**Try it:**
Every line below that holds the word "screenshot" must be listed.

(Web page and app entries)
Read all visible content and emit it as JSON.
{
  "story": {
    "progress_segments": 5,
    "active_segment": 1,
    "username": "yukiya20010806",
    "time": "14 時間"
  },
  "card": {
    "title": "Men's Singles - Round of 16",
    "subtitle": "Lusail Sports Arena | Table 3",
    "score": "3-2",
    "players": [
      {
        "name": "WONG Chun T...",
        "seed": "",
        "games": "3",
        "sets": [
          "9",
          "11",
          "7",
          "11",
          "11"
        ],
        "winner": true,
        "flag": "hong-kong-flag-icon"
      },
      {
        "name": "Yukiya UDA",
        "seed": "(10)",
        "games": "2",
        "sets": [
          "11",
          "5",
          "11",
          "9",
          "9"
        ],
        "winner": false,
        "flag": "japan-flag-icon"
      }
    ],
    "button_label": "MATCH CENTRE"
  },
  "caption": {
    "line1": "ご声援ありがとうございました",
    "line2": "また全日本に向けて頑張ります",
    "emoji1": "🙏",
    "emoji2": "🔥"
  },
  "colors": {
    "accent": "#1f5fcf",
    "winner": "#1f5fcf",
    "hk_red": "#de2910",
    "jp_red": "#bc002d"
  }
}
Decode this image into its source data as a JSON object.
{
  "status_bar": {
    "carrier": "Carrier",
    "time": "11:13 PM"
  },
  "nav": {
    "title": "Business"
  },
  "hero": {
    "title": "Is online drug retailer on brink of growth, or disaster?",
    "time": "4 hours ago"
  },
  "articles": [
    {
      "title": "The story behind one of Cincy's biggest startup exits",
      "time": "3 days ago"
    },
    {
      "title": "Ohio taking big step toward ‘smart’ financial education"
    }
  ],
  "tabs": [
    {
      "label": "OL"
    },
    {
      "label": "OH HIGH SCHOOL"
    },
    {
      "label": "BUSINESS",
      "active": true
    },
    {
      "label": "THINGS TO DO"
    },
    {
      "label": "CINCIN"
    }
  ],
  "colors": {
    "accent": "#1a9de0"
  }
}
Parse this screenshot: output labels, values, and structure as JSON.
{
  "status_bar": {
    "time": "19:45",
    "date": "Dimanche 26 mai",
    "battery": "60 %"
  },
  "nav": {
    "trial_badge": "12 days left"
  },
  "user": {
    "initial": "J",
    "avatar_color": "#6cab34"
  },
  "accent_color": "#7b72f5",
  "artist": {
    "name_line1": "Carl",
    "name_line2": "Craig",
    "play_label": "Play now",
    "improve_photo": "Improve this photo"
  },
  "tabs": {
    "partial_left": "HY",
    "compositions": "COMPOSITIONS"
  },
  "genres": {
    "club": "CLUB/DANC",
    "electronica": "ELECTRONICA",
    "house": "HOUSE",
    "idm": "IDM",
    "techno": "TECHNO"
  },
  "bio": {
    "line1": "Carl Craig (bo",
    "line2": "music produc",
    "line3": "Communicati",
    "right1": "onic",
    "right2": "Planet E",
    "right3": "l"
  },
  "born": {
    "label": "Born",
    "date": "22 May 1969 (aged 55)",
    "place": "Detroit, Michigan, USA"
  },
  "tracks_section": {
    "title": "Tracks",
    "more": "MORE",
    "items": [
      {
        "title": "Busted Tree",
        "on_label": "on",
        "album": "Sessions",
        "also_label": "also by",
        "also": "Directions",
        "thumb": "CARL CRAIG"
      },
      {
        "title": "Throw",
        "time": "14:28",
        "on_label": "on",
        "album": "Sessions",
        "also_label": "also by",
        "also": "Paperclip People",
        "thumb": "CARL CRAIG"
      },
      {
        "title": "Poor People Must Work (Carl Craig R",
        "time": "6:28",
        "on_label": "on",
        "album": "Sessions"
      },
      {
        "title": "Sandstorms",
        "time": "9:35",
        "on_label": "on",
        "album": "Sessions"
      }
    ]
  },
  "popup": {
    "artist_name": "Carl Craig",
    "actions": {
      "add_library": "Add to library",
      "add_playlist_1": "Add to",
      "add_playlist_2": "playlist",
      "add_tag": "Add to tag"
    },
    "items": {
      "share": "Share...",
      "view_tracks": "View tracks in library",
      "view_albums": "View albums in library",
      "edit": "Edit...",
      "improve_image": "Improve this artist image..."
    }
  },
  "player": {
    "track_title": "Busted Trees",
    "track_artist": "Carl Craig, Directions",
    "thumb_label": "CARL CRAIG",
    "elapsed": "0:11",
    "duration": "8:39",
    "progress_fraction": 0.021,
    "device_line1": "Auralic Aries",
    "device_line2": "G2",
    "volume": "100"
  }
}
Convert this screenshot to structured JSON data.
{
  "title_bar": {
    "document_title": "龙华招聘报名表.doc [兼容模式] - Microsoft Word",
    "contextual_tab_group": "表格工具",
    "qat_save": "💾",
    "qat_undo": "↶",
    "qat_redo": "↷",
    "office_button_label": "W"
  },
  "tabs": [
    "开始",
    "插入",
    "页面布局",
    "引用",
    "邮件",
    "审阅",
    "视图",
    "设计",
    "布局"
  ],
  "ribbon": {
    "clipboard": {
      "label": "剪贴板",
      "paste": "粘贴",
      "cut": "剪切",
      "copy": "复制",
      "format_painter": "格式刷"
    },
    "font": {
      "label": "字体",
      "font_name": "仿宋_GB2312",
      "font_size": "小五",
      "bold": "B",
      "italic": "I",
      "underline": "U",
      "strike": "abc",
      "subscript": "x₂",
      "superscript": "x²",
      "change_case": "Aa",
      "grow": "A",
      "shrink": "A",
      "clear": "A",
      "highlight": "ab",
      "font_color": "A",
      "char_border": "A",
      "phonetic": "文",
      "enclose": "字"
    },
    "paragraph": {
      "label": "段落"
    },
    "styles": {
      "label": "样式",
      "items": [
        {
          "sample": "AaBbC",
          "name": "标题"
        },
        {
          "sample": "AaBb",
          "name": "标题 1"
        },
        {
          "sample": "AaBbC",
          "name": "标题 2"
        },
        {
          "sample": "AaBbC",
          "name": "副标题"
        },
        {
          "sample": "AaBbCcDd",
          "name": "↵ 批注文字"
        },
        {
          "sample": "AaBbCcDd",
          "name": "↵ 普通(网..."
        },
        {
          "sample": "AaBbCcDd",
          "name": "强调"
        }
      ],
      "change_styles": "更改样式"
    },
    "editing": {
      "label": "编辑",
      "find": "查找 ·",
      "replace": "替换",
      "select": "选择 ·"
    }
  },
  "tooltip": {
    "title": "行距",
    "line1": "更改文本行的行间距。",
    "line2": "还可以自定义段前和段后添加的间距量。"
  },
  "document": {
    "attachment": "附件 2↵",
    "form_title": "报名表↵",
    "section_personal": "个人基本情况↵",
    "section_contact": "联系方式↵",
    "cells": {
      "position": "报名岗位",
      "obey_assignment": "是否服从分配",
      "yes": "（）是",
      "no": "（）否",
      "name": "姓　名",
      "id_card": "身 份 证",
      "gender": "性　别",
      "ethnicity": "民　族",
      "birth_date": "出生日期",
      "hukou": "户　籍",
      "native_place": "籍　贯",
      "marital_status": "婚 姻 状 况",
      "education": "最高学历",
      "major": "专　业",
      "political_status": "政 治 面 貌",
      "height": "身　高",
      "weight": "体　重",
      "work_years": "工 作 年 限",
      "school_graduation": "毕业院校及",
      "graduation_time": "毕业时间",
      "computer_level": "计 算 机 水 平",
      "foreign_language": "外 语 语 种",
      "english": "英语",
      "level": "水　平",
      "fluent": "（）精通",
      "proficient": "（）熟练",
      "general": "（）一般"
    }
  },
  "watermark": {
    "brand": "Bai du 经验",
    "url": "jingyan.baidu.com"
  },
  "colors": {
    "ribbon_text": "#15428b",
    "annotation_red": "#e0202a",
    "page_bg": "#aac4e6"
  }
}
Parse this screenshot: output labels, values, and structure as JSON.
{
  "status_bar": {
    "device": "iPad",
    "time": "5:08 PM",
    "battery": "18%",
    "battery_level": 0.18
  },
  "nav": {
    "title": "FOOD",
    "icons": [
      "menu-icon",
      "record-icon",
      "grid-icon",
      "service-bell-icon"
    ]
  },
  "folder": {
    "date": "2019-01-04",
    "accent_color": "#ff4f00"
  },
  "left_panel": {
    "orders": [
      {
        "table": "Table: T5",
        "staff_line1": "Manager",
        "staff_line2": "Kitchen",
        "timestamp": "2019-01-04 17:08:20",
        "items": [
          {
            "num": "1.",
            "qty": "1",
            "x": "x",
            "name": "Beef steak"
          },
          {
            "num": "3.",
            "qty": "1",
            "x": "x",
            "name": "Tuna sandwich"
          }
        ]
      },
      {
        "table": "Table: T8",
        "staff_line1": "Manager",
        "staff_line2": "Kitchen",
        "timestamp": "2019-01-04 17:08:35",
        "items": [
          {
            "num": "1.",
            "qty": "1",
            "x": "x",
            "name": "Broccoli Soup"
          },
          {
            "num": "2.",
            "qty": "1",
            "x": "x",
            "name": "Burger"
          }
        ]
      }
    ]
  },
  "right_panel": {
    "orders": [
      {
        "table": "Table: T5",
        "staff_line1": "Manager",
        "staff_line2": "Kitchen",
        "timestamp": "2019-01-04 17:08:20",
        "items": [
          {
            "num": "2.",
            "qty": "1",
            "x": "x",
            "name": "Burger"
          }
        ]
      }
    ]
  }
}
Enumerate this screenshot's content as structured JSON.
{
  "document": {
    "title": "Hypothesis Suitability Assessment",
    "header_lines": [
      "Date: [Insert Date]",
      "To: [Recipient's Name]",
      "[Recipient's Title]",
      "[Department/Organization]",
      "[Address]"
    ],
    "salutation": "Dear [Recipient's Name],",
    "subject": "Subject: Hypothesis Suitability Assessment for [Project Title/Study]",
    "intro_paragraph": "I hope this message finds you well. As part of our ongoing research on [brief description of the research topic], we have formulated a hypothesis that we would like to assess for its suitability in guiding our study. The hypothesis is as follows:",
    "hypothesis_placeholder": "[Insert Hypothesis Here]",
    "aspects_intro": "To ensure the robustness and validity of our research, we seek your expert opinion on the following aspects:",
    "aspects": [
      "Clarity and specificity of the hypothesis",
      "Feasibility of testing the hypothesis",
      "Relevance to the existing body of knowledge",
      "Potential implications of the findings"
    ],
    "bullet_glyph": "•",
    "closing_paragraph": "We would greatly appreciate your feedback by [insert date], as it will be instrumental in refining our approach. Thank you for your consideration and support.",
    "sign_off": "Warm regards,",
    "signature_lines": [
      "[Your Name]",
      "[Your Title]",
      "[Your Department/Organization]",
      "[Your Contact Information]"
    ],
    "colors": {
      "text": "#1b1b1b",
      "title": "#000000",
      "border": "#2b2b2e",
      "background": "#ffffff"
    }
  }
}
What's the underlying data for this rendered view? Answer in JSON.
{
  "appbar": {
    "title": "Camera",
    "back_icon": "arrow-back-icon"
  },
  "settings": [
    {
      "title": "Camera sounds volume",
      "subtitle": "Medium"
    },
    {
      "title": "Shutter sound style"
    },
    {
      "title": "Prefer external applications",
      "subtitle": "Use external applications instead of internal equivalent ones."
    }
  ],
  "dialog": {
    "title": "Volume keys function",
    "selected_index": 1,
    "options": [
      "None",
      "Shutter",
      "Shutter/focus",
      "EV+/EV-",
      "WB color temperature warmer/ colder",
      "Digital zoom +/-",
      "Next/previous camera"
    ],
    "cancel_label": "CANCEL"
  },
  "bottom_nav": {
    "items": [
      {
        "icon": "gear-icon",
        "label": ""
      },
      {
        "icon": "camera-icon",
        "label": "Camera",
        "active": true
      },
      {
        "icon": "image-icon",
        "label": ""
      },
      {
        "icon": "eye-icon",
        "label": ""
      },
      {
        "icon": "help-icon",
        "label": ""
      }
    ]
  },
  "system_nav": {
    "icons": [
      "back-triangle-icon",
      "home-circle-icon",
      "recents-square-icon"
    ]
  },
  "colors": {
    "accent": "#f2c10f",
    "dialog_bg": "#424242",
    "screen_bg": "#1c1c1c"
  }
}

**Reply to the task:**
Parse this screenshot: output labels, values, and structure as JSON.
Convert this screenshot to structured JSON data.
Parse this screenshot: output labels, values, and structure as JSON.
Enumerate this screenshot's content as structured JSON.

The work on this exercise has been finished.